- _The task_: A faithful copy without images is required: write out all the records exactly.

(Stored records)
-=-=-
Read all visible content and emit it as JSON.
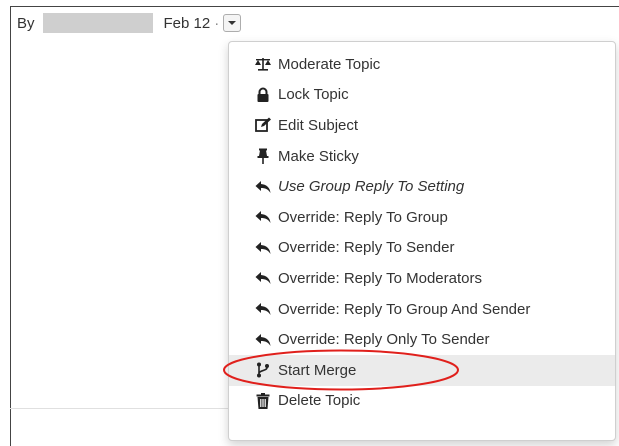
{
  "post": {
    "by_label": "By",
    "date": "Feb 12",
    "separator": "·"
  },
  "menu": {
    "items": [
      {
        "label": "Moderate Topic",
        "icon": "balance-scale-icon"
      },
      {
        "label": "Lock Topic",
        "icon": "lock-icon"
      },
      {
        "label": "Edit Subject",
        "icon": "edit-icon"
      },
      {
        "label": "Make Sticky",
        "icon": "thumbtack-icon"
      },
      {
        "label": "Use Group Reply To Setting",
        "icon": "reply-icon"
      },
      {
        "label": "Override: Reply To Group",
        "icon": "reply-icon"
      },
      {
        "label": "Override: Reply To Sender",
        "icon": "reply-icon"
      },
      {
        "label": "Override: Reply To Moderators",
        "icon": "reply-icon"
      },
      {
        "label": "Override: Reply To Group And Sender",
        "icon": "reply-icon"
      },
      {
        "label": "Override: Reply Only To Sender",
        "icon": "reply-icon"
      },
      {
        "label": "Start Merge",
        "icon": "code-branch-icon"
      },
      {
        "label": "Delete Topic",
        "icon": "trash-icon"
      }
    ]
  },
  "colors": {
    "annotation": "#e0201c",
    "hover_background": "#ebebeb",
    "text": "#333333"
  }
}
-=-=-
- _Response_:
Read all visible content and emit it as JSON.
{
  "post": {
    "by_label": "By",
    "date": "Feb 12",
    "separator": "·"
  },
  "menu": {
    "items": [
      {
        "label": "Moderate Topic",
        "icon": "balance-scale-icon"
      },
      {
        "label": "Lock Topic",
        "icon": "lock-icon"
      },
      {
        "label": "Edit Subject",
        "icon": "edit-icon"
      },
      {
        "label": "Make Sticky",
        "icon": "thumbtack-icon"
      },
      {
        "label": "Use Group Reply To Setting",
        "icon": "reply-icon"
      },
      {
        "label": "Override: Reply To Group",
        "icon": "reply-icon"
      },
      {
        "label": "Override: Reply To Sender",
        "icon": "reply-icon"
      },
      {
        "label": "Override: Reply To Moderators",
        "icon": "reply-icon"
      },
      {
        "label": "Override: Reply To Group And Sender",
        "icon": "reply-icon"
      },
      {
        "label": "Override: Reply Only To Sender",
        "icon": "reply-icon"
      },
      {
        "label": "Start Merge",
        "icon": "code-branch-icon"
      },
      {
        "label": "Delete Topic",
        "icon": "trash-icon"
      }
    ]
  },
  "colors": {
    "annotation": "#e0201c",
    "hover_background": "#ebebeb",
    "text": "#333333"
  }
}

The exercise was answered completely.